ALEXANDRIA, Va. — The effects of truck platooning on the nation’s infrastructure continues to be studied, federal officials told the American Society of Civil Engineers’ International Conference on Transportation and Development here.
Truck platooning — also known by the more precise but less compelling term “cooperative adaptive cruise control” — will soon become available to trucking fleets interested in testing the latest in fuel-saving technology.
Autonomous vehicles are the wave of a rapidly approaching future that is already bringing increasing amounts of “smart” technology to cars and trucks, and could eventually make passengers of everyone in a vehicle.September 21, 2017
Britain is set to conduct road trials of self-driving trucks, involving a “platoon” of vehicles controlled by a driver in the front.August 30, 2017
It could be years before drivers on U.S. highways catch a glimpse of a tractor-trailer rig cruising down the highway with another truck trailing a perilous 20 or 30 feet behind.

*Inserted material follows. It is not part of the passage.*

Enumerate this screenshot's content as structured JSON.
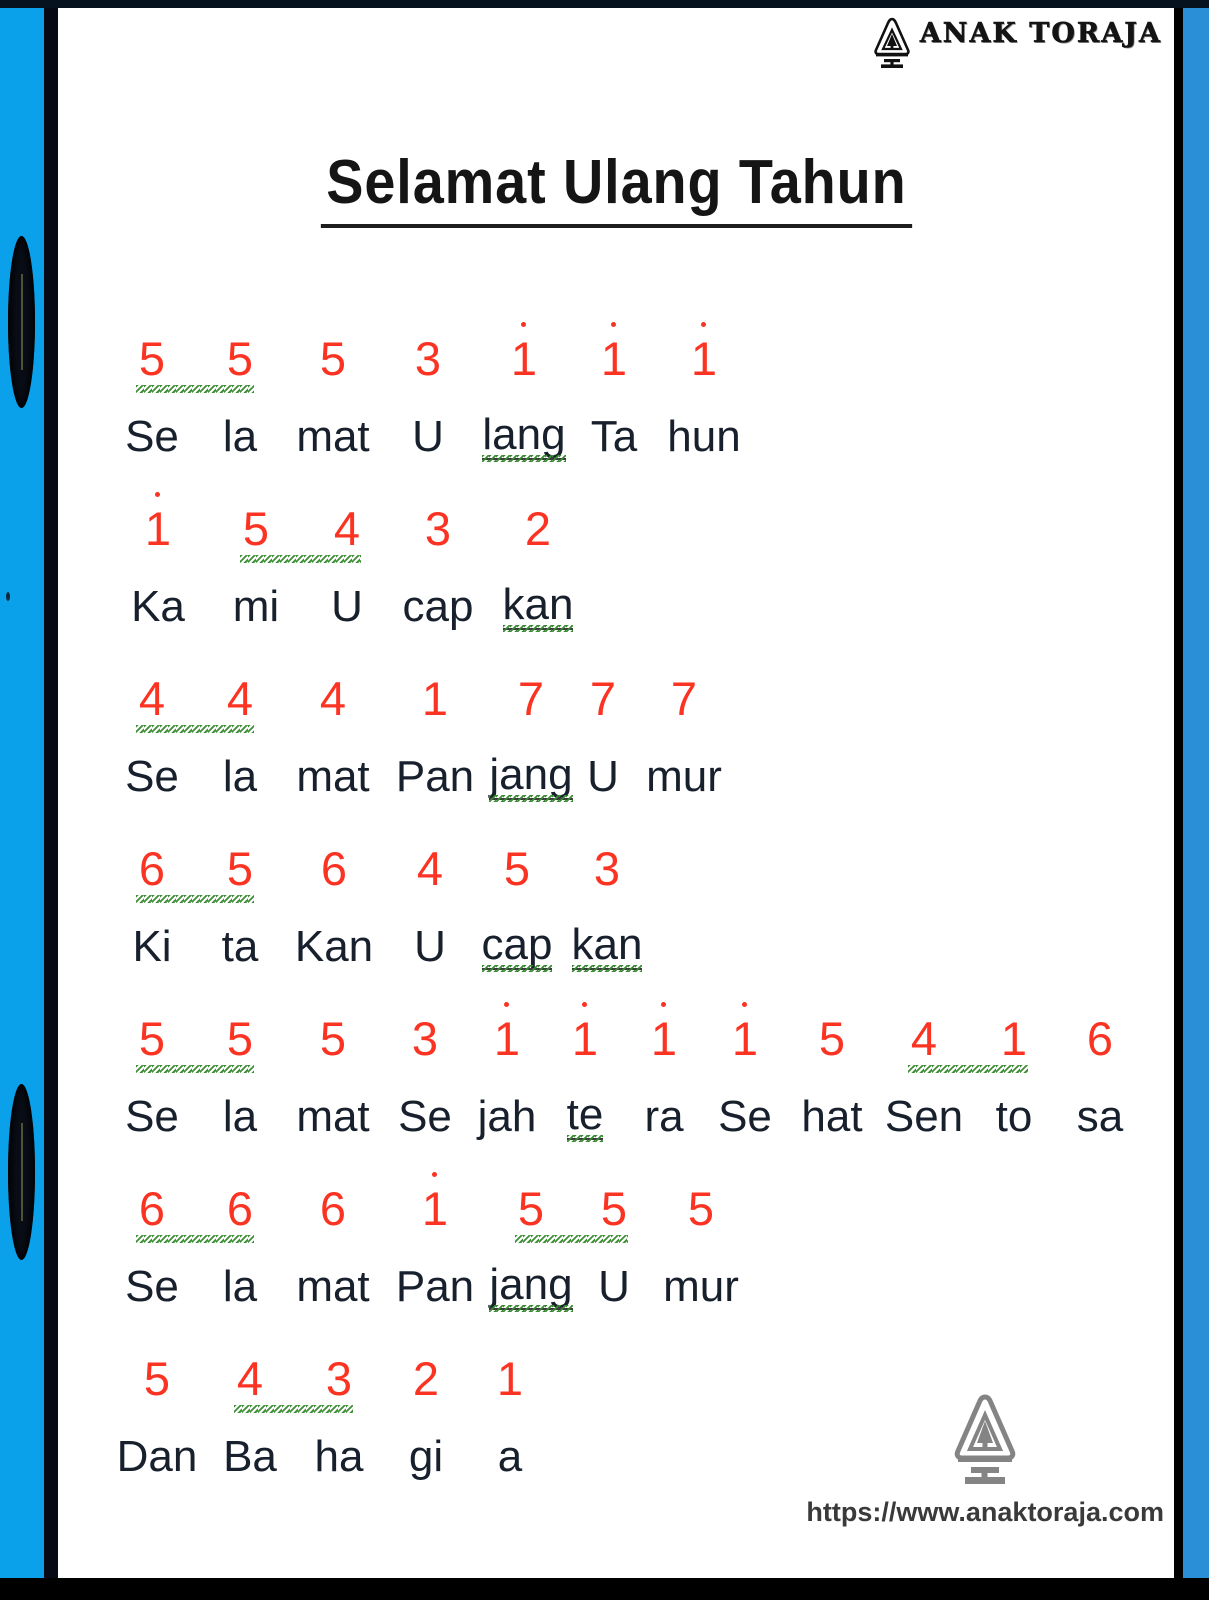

Scania said Europe’s truck manufacturers have presented a detailed timeline of steps leading up to the introduction of convoys of semi-automated trucks on Europe’s motorways before 2025.June 13, 2017
Peloton Technology will roll out platooning tech on the Ohio Turnpike this spring as the state begins a new phase in its autonomous vehicle exploration.

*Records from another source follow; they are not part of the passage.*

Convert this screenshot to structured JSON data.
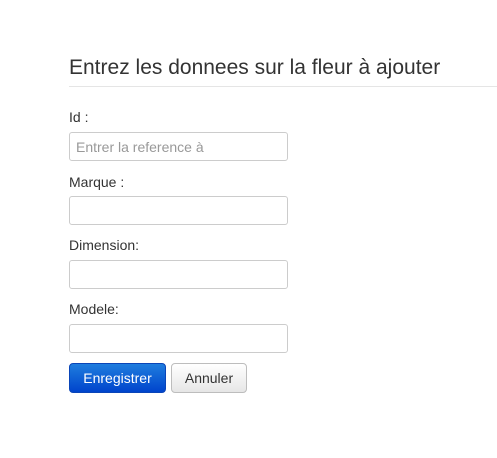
{
  "form": {
    "title": "Entrez les donnees sur la fleur à ajouter",
    "fields": [
      {
        "label": "Id :",
        "value": "",
        "placeholder": "Entrer la reference à"
      },
      {
        "label": "Marque :",
        "value": "",
        "placeholder": ""
      },
      {
        "label": "Dimension:",
        "value": "",
        "placeholder": ""
      },
      {
        "label": "Modele:",
        "value": "",
        "placeholder": ""
      }
    ],
    "buttons": {
      "save_label": "Enregistrer",
      "cancel_label": "Annuler"
    }
  },
  "colors": {
    "primary": "#0055cc",
    "text": "#333333",
    "border": "#cccccc",
    "placeholder": "#999999"
  }
}
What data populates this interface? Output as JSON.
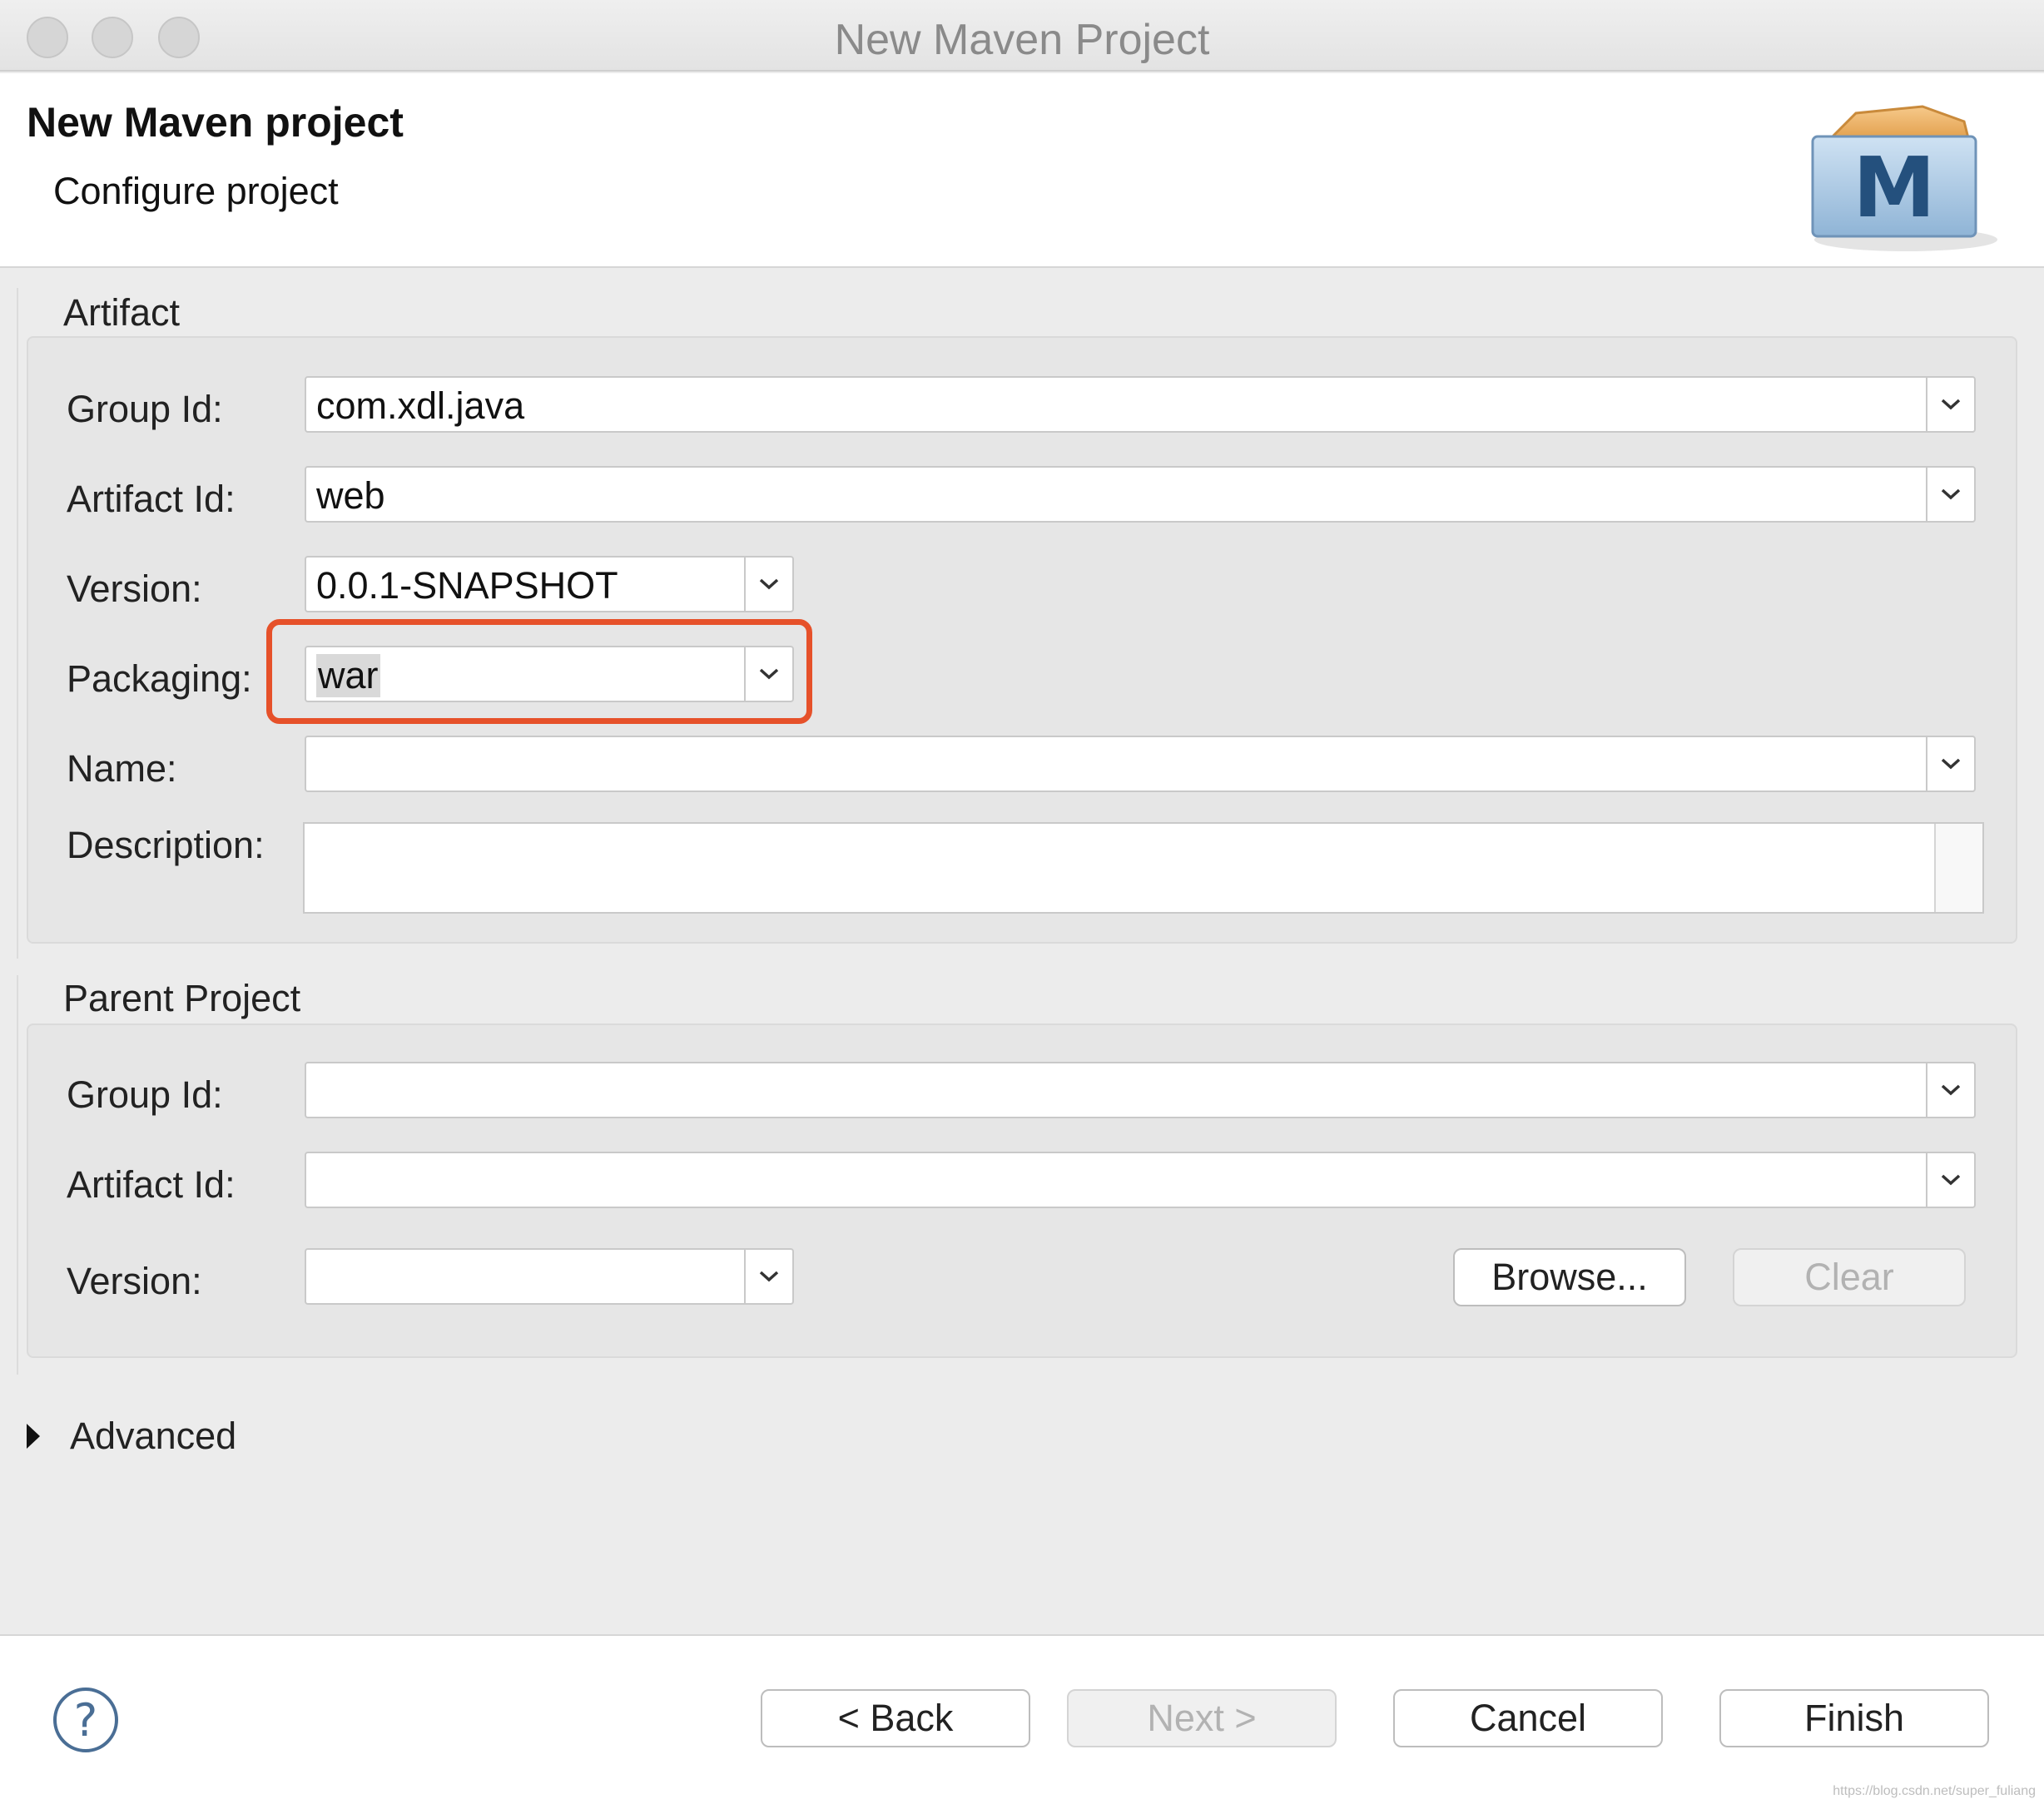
{
  "window": {
    "title": "New Maven Project",
    "traffic_lights": [
      "close",
      "minimize",
      "zoom"
    ]
  },
  "header": {
    "title": "New Maven project",
    "subtitle": "Configure project",
    "logo_letter": "M"
  },
  "artifact": {
    "group_label": "Artifact",
    "group_id_label": "Group Id:",
    "group_id_value": "com.xdl.java",
    "artifact_id_label": "Artifact Id:",
    "artifact_id_value": "web",
    "version_label": "Version:",
    "version_value": "0.0.1-SNAPSHOT",
    "packaging_label": "Packaging:",
    "packaging_value": "war",
    "name_label": "Name:",
    "name_value": "",
    "description_label": "Description:",
    "description_value": ""
  },
  "parent": {
    "group_label": "Parent Project",
    "group_id_label": "Group Id:",
    "group_id_value": "",
    "artifact_id_label": "Artifact Id:",
    "artifact_id_value": "",
    "version_label": "Version:",
    "version_value": "",
    "browse_label": "Browse...",
    "clear_label": "Clear"
  },
  "advanced": {
    "label": "Advanced",
    "expanded": false
  },
  "footer": {
    "help_glyph": "?",
    "back_label": "< Back",
    "next_label": "Next >",
    "cancel_label": "Cancel",
    "finish_label": "Finish",
    "watermark": "https://blog.csdn.net/super_fuliang"
  },
  "colors": {
    "highlight": "#e6512a",
    "panel": "#e6e6e6",
    "disabled_text": "#b2b2b2"
  },
  "icons": [
    "chevron-down-icon",
    "disclosure-triangle-icon",
    "help-icon",
    "maven-logo-icon"
  ]
}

Federal, state and local governments and private companies demonstrated a partially automated truck platoon with cooperative adaptive cruise control on March 8 near the Port of Los Angeles.March 9, 2017
Drivers could begin seeing “connected platoons” of trucks operating on Highway 20 across Iowa as early as this year if legislation allowing the use of adaptive cruise control is approved by the Legislature.
Fleet telematics provider Omnitracs has forged a partnership with Peloton Technology to bring truck platooning opportunities to its customers, a development that could accelerate the trucking industry’s adoption of the emerging technology.